We are certainly excited about our new data center and the efficiencies we have been able to drive at that site so far, but we could not have done it alone. From the beginning, we have looked to collaborate with partners on the forefront of innovation in the industry who, with eBay, wanted to design the data center of the future. In addition to The Green Grid’s insights and best practices, we had incredible success with our design and construction partners, EDI Ltd, AHA Consulting Engineers, Winterstreet Architects and DPR Construction. Our suppliers were also critical. Dell and HP put their expertise to work to drive maximum efficiency at the Project Mercury data center, custom designing technologies and providing creative technical solutions rather than just equipment. As with all our innovations at eBay, Project Mercury—and indeed our entire portfolio of data center projects—has been an iterative, team process, and we are very pleased with what we have been able to achieve together so far.
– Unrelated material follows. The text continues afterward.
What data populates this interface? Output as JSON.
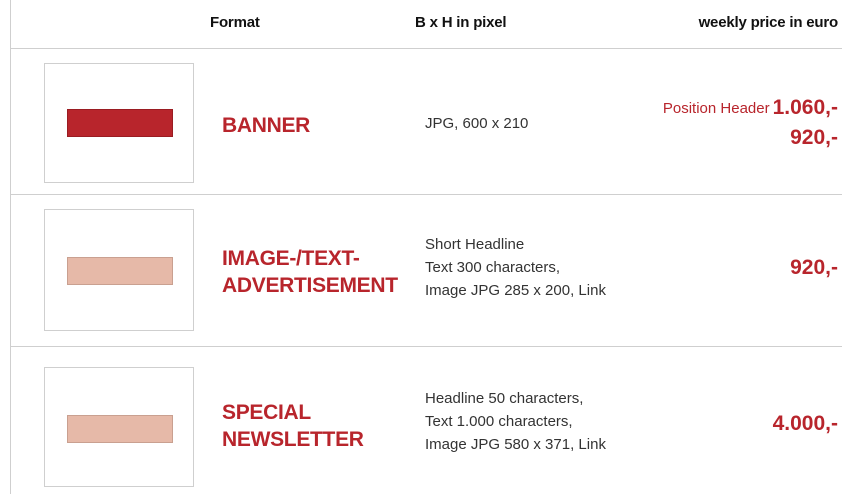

We’re still just getting started, but we are making significant progress toward our overall goal of cutting power costs in half, while simultaneously doubling compute performance. Not only does our business demand it, but it is also the right thing to do, both economically and ecologically. This business-driven strategy is proving it makes sense to be efficient, both for eBay’s bottom line and the planet. 
You can read our full case study about Project Mercury here, and we hope you’ll let us know what you think!
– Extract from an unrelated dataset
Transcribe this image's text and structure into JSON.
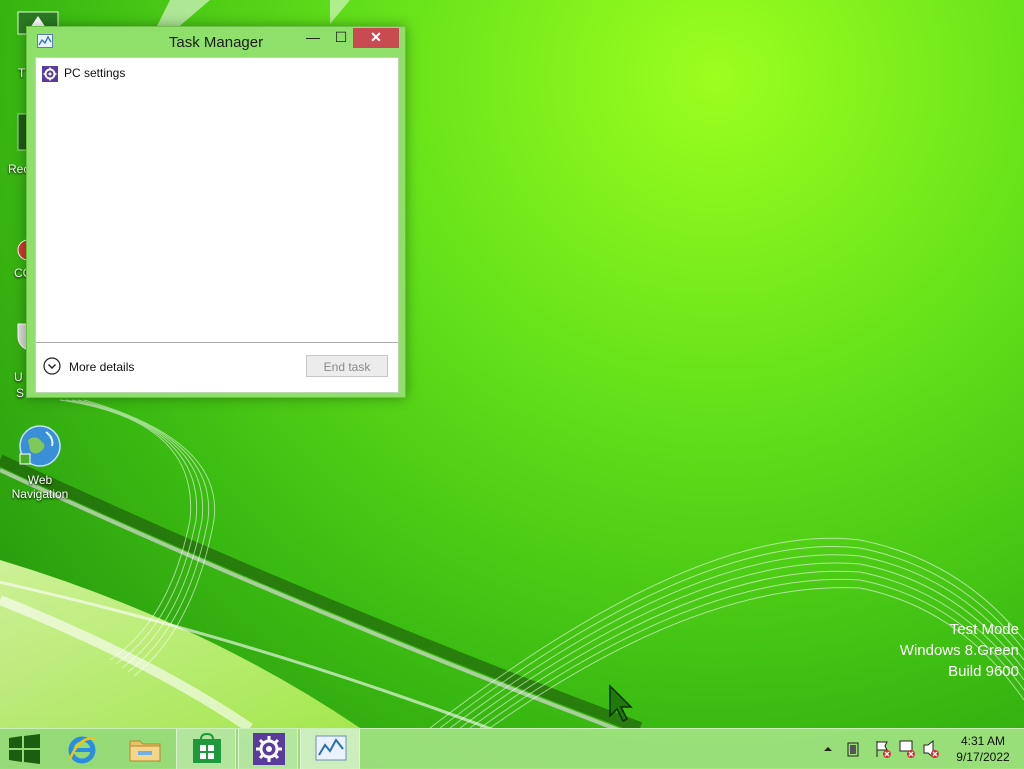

  • energy efficiency,
  • data warehouse,
  • green grid,
  • arizona,
  • project mercury
  • By garmit0 on Nov 20, 2013 at 9:13am

    Great article, happy to see the importance that eBay places on data center efficiency on a daily-basis. I'm wondering if eBay is currently using third-party data center management software, such as AssetCentral (http://www.alphapointtechnology.com).

  • By masterc2 on Apr 27, 2012 at 2:45am

    Earth Day Survey Shows Eco-conscious Companies are Growing on Job Seekers Printer Friendly Blogged By:  MBDA In celebration of Earth Day on April 22nd, TheLadders released a new survey revealing that job seekers go for the green when making a decision about their future employer. In fact, when offered two equal job opportunities, 72 percent of candidates would choose the more eco-conscious company versus 10 percent who said that they would not. Less than a fifth (18 percent) said it would not influence their decision. TheLadders surveyed more than 100 professionals in the following industries: construction, education, engineering, finance, human resources, law, marketing, medical/science, operations, real estate, sales and technology. TheLadders Earth Day survey also revealed other key learnings: Less than half (48 percent ) of the respondents consider their most recent company to be green, 35 percent said they work for a company that is not green, and 17 percent are not sure. Working for a green company is important to 87 percent of respondents in varying degrees — extremely important (28 percent), very important (30 percent), moderately important (22 percent) and slightly important (7 percent) — whereas only 13 percent find it not important. Workers are willing to go green for a change. Most employees (75 percent) are willing to change their daily routine if their recent company provided them with small incentives to be green. Only a quarter (25 percent) was resistant. Source: TheLadders; www.theladders.com. Categories: Employees